A few months back, Eddie Resende, Co-CEO of the World Trade Center Insitute, and I spoke on the phone, discussing his desire to do more on LinkedIn and learn more best practices. We discussed the feedback he received on a recent post he created.

The post that attracted the attention and engagement spoke of Eddie’s challenge around remote work and returning to the office. It was real, authentic, and slightly vulnerable. 

Eddie is well respected within his organization and throughout Maryland. He shared what so many other CEOs were dealing with and didn’t discuss publically. 

Eddie is engaging and approachable. He is the kind of person people want to work alongside.

In my opinion, this is a post that speaks to culture, adaptability, empathy, and building a world-class work environment. 

It’s a post written thoughtfully by someone who cares. 

His message also demonstrated an interest in learning and understanding how this type of activity would serve his audience and organization. His posts continue to attract the desired comments, reactions, and shares.

Promote an environment where individuals feel comfortable building their own brand. Recognize while they are building their brand, they are also supporting your brand and creating greater visibility

Jim Ries, Director of Business Development for Offit Kurman, develops a variety of content from Java with Jim, BusinessBits, Cannabits, Business Development tips, movie quotes, and more. Something for everyone in his network.

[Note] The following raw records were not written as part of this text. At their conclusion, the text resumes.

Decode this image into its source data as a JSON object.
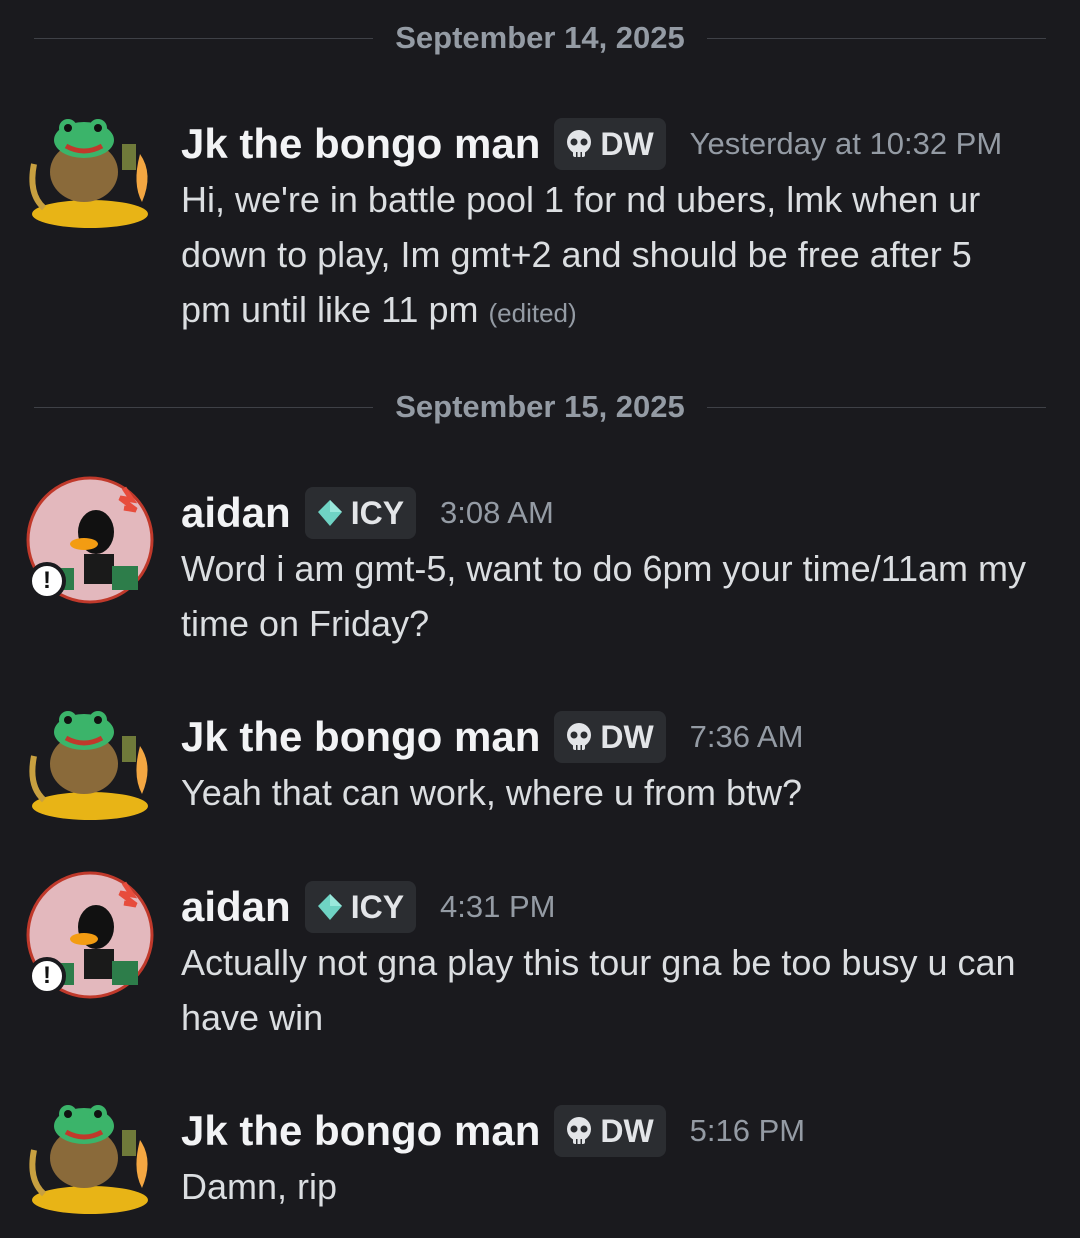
{
  "dividers": [
    "September 14, 2025",
    "September 15, 2025"
  ],
  "users": {
    "jk": {
      "name": "Jk the bongo man",
      "tag": "DW",
      "tag_icon": "skull-icon"
    },
    "aidan": {
      "name": "aidan",
      "tag": "ICY",
      "tag_icon": "gem-icon",
      "status_icon": "alert-status-icon"
    }
  },
  "messages": [
    {
      "user": "jk",
      "time": "Yesterday at 10:32 PM",
      "text": "Hi, we're in battle pool 1 for nd ubers, lmk when ur down to play, Im gmt+2 and should be free after 5 pm until like 11 pm",
      "edited": "(edited)"
    },
    {
      "user": "aidan",
      "time": "3:08 AM",
      "text": "Word i am gmt-5, want to do 6pm your time/11am my time on Friday?"
    },
    {
      "user": "jk",
      "time": "7:36 AM",
      "text": "Yeah that can work, where u from btw?"
    },
    {
      "user": "aidan",
      "time": "4:31 PM",
      "text": "Actually not gna play this tour gna be too busy u can have win"
    },
    {
      "user": "jk",
      "time": "5:16 PM",
      "text": "Damn, rip"
    }
  ],
  "colors": {
    "background": "#1a1a1e",
    "text": "#dbdee1",
    "muted": "#949ba4",
    "tag_bg": "#2b2d31"
  }
}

Bryan Howe ran a weekly series, “Breakfast with Boomer,” his Golden Retriever. Who doesn’t want to see a photo of a Golden enjoying life on a Monday morning? Bryan’s content brought it all together. 

If you don’t have a culture of powering up your employees, start simply with one person. 

Curating Content

One of the goals of content is engagement. If you want engagement on your posts, engage with other people’s content. Be social. Be active. 

My good friend, Des McCabe focuses on sharing and promoting his client’s content. Des’ network is significant, with 13,000+ 1st level connections at the time this article is published, and creates strong amplification for Des’ connection/client. This is PR at its best. Very little, if any, of Des’ content is about him or what he does. 

An engaged network that understands the reciprocal nature of social engagement is critical.

Des beats the recommendation that for every four posts, only one should be promotional in nature. 

You’ll notice he doesn’t just comment or share the post, a few make it to his Featured section. Brilliant, Des.

Don’t miss my podcast with Des McCabe on Intero Advisory or your favorite podcast channel.

Not every post deserves a comment or share, but most deserve more than a Like. 

Comment on posts where you can add encouragement, value, and affirmation. 

Choose content posted by candidates, customers/clients, and companies and give it some love.

I like to give people, especially clients, referral partners, and COIs, shoutouts as a way to let them know I appreciate them. 

Marketers are confident in publishing content on their LinkedIn company Page, however, posts need to reach into the employee networks, and often, the marketing person/team hasn’t built a strong network of clients/prospects/strategic partners. They should. 

This is why you need your leadership, sales, and other client/customer/talent facing teams to step up, learn how to engage effectively, and use your company’s content to spark new conversations.

Recruiters, marketers, salespeople, and leadership need to get comfortable using content to attract others, increase credibility, and showcase their culture, services, and products. Less promotion, more insight. 

If you’re not designing and amplifying your content, you’re losing in the race to grow your business and attract talent. It’s just that simple.

If you haven’t read our other 2022 posts, check them out here. 

Showing Up is Just the Beginning— Mindset Sets the Tone

How Companies Can Increase Their Digital Voice

Why You Need Your Employee’s LinkedIn Network

The Key to Greater Employee Advocacy on LinkedIn? Invest.

We’re about providing you with content you can use to build your strategy, ways to go deeper, and the how to’s that make a difference. Our content is here for you to gain the insight you need to maximize LinkedIn for branding, business development, and recruiting.

*5 Steps to Boosting Your Talent Brand Through Content